Driving the Silk Road - 14,000km from China to Cornwall for Save the Children


Fundraising for Save the Children

With generous donations coming in at home and en route, the fundraising side of the trip has gone way over its official target of £10,000 for Save the Children. Mark has also achieved his own unofficial goal of bringing in £1 for each one of the 14,030 kilometres he travelled.

'The choice of charity was simple for me – the work Save the Children do to ensure the safety of children in times of crisis, and provide them with a better future, is incredible,' he says.

'I had hoped the trip would be well supported, but I was always surprised by how generous people were along the way. On one occasion, on top of a mountain near Almaty in Kazakhstan, I met a mother and daughter who were visiting from Palestine. 'They were interested in the trip and the fact I was doing it for Save the Children. But I couldn't believe it, when the next day, I logged into Just Giving and £100 had been added.'

A dream road trip

Mark had been dreaming of travelling the Silk Road route ever since he picked up Lonely Planet's 'Epic Drives of the World' two years ago, and thanks to huge support from Lou and the Cornwall team as well as colleagues in the Xiamen office, his dream took shape at the end of July.

Over 30 days, Mark navigated through vast steppes, mountain passes, bustling cities and remote wilderness, where herds of wild horses were sometimes the only other travellers on the road.

'The most interesting thing was simply the changing view from the road,' he reflects. 'The sheer emptiness of the landscape got to me in places. 'In Kazakhstan especially I was fascinated by the herds of camels and wild horses.
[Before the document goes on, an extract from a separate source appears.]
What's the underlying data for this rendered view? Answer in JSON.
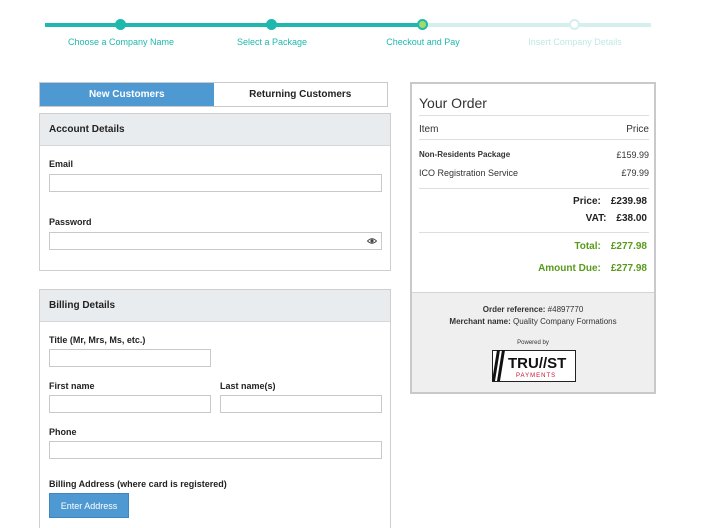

There was one place where I doubled back to take a photo because I'd seen a group of horses looking for all the world like they were waiting at a bus stop – they must have been seeking shade!

Mark stopped off to visit many religious sites along the route.

'Seeing the changes in these buildings as I drove, from Taoist temples to ornate churches, was really interesting. You can see how the architecture reflects a country's culture and people.'

Keeping up with work tasks was a necessity along the way and Mark made time in Xi'An at the DaYanTe (Big Wild Goose Pagoda) taking promo photos for our Pandarama range of cute panda-themed gifts and accessories.

The BMW X3

While Mark had to contend with potholed highways, torrential downpours, sandstorms and even prairie fires on his journey, not to mention corrupt police officers, fuel restrictions and complicated border crossings, the BMW X3 he had chosen proved itself more than a match for the route. Incredibly, a puncture from a nail in the road was the only vehicle related hitch on the entire trip, and this was a relatively painless problem thanks to the X3's drive-flat tyres. The car even doubled up as a comfortable room for the night in some of the most far flung spots on the route.

You can read all about Mark's adventures and see more of his amazing photos on the blog he kept here.